There’s so much more that I’d love to write about the locations of this trip. If you’re thinking of doing a trip like this I’d simply suggest you give yourself adequate time to check out everything because you never know what you’ll see. Australia is a great country full of very different experiences and I feel blessed to call this beautiful place home!

20 January 2017


If it’s your first time here welcome, my name is Brad Gurney and I’m an amateur photographer who runs a small brand agency in Perth called GURNEY Branding.

Blogging has never come easy to me, I find it quite difficult to create posts about my own life or interests but hey new year, new me I guess. This post is kind of here just to serve as a way of kicking off the blog but I will use the following words to open up a little about what I feel 2017 looks like for me.


January is truly already underway and I’m a little late to the table with a 2017 post but regardless I’m posting something anyway. The way my 2016 ended and 2017 started was phenomenal due to the fact that I spent that time on a road trip from Perth to Alice Springs and back with my amazing wife Leanna, friends and family. It was a fantastic trip with plenty of highs but also some lows (having a wheel and axle come off your car in the middle of nowhere in outback South Australia seems a bit like a low) but it was an experience I wouldn’t trade.

Wheel bearing failure at its finest.

At least the sunset was good while I was waiting in my 3 wheel Jeep.

On a side note I’m always looking for cool spots to shoot and have as much trouble researching as anyone so look out for a future post where I’ll provide some notes on the following places: Nullarbor, Great Australian Bite, West McDonald Ranges, Palm Valley (Finke Gorge National Park), etc.

But enough about the more than 8,000km journey that bridged 2016 and 2017 and onto what I hope to do with my photography in 2017.

What I hope to do in 2017.

Simply get better. I’ve been shooting on and off for a good deal of my life but decided to get a bit more serious as of mid 2015. Since then I’ve watched myself grow as a photographer and enjoy learning new things while continually getting a better understanding of how cameras and light work.

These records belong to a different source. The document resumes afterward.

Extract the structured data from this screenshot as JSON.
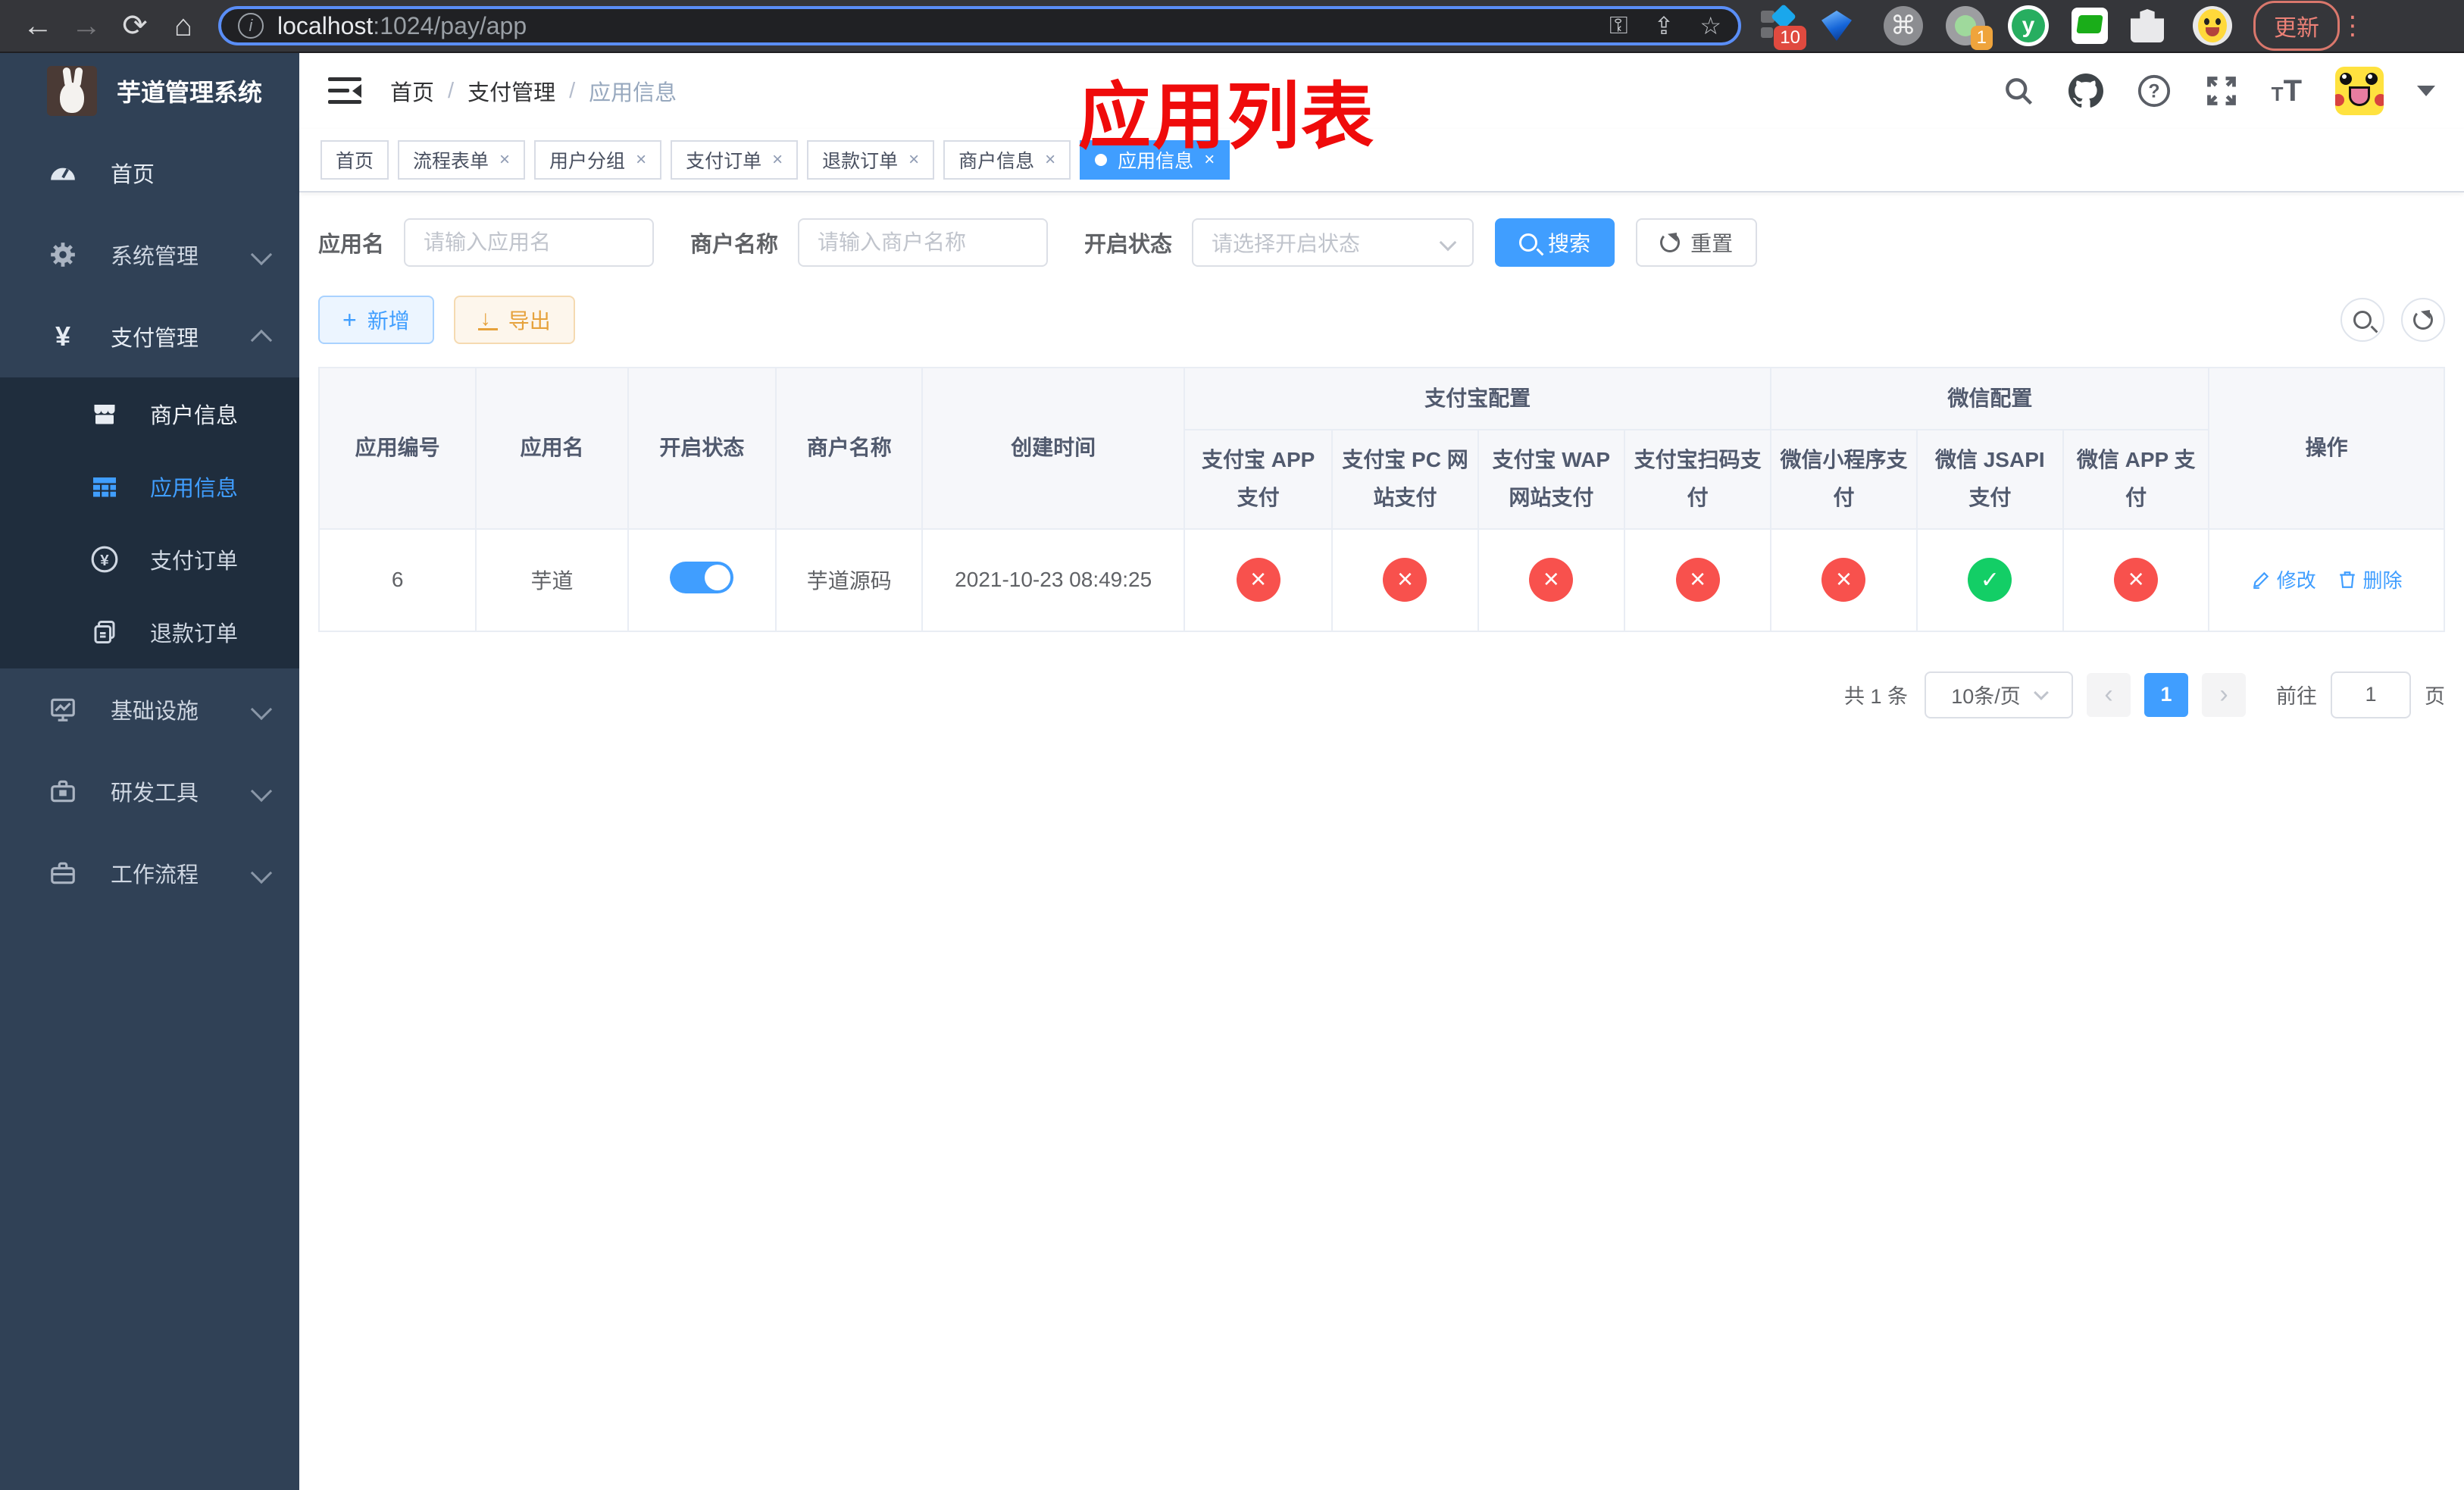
{
  "browser": {
    "url_host": "localhost",
    "url_rest": ":1024/pay/app",
    "update_button": "更新",
    "ext_badge_count": "10",
    "profile_badge_count": "1"
  },
  "sidebar": {
    "title": "芋道管理系统",
    "items": [
      {
        "label": "首页"
      },
      {
        "label": "系统管理"
      },
      {
        "label": "支付管理"
      },
      {
        "label": "商户信息"
      },
      {
        "label": "应用信息"
      },
      {
        "label": "支付订单"
      },
      {
        "label": "退款订单"
      },
      {
        "label": "基础设施"
      },
      {
        "label": "研发工具"
      },
      {
        "label": "工作流程"
      }
    ]
  },
  "navbar": {
    "breadcrumb": [
      "首页",
      "支付管理",
      "应用信息"
    ],
    "separator": "/"
  },
  "overlay_title": "应用列表",
  "tabs": [
    {
      "label": "首页"
    },
    {
      "label": "流程表单"
    },
    {
      "label": "用户分组"
    },
    {
      "label": "支付订单"
    },
    {
      "label": "退款订单"
    },
    {
      "label": "商户信息"
    },
    {
      "label": "应用信息"
    }
  ],
  "tab_close_glyph": "×",
  "filter": {
    "app_name_label": "应用名",
    "app_name_placeholder": "请输入应用名",
    "merchant_label": "商户名称",
    "merchant_placeholder": "请输入商户名称",
    "status_label": "开启状态",
    "status_placeholder": "请选择开启状态",
    "search_button": "搜索",
    "reset_button": "重置"
  },
  "toolbar": {
    "add_button": "新增",
    "export_button": "导出"
  },
  "table": {
    "columns": [
      "应用编号",
      "应用名",
      "开启状态",
      "商户名称",
      "创建时间"
    ],
    "group_alipay": "支付宝配置",
    "group_wechat": "微信配置",
    "alipay_columns": [
      "支付宝 APP 支付",
      "支付宝 PC 网站支付",
      "支付宝 WAP 网站支付",
      "支付宝扫码支付"
    ],
    "wechat_columns": [
      "微信小程序支付",
      "微信 JSAPI 支付",
      "微信 APP 支付"
    ],
    "action_column": "操作",
    "row": {
      "id": "6",
      "name": "芋道",
      "enabled": true,
      "merchant": "芋道源码",
      "created_at": "2021-10-23 08:49:25",
      "alipay_app": false,
      "alipay_pc": false,
      "alipay_wap": false,
      "alipay_qr": false,
      "wechat_lite": false,
      "wechat_jsapi": true,
      "wechat_app": false,
      "edit_action": "修改",
      "delete_action": "删除"
    }
  },
  "pagination": {
    "total_text": "共 1 条",
    "page_size": "10条/页",
    "current_page": "1",
    "prev_glyph": "‹",
    "next_glyph": "›",
    "goto_prefix": "前往",
    "goto_value": "1",
    "goto_suffix": "页"
  },
  "colors": {
    "accent": "#409eff",
    "status_off": "#f8514d",
    "status_on": "#13ce66",
    "sidebar_bg": "#304156",
    "submenu_bg": "#1f2d3d",
    "annotation_red": "#ef0b0b"
  }
}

Grow my Instagram following. I know that sounds superficial and it probably is, however the feeling of growing an audience that in some way appear to enjoy the content you produce is very pleasant. As of right now my current follower count is 679 and I hope to have near 1,500 by the year’s end. So feel free to follow my Instagram @cometotheunknown.

Enter into freelance press photography. My favourite photos are old black and white photojournalism photos especially war photos. Leanna won’t let me go to war (funny that) so I’m more than happy to try and find a gig here in Aus or maybe overseas for special assignments. However the timing of this pursuit couldn’t be worse with the current changing landscape or mainstream media (most importantly to me newspapers and magazines). So finding a job with no formal training will prove interesting but the good news is that I’ve already started putting together a bit of a portfolio. You can see some of the photos here on the site.

Tell important stories. Photography is special it gives the ability to capture a moment whether it be 1/4000 of a second to a bulb exposure. We can use that image to remember, tell a story or communicate a message. I love telling stories (which is also probably why I love photojournalism) so I’d love to help important stories be told with my photography in 2017. Whether that be through a freelance press job or personal projects, if I can help an important story be told I’ll hopefully be there.

Phew the end. Finally.

Yes I know this has been a very me heavy post but hey it’s my first blog post so I guess it’s kind of fitting. I look forward to sharing my journey through 2017 with you and hopefully your’s will be as good as I hope mine will.

All the best!

Ps. here’s a photo of Uluru taken on the first day of 2017 which is somewhat fitting for this post.

Uluru at Sunset

Uluru at Sunset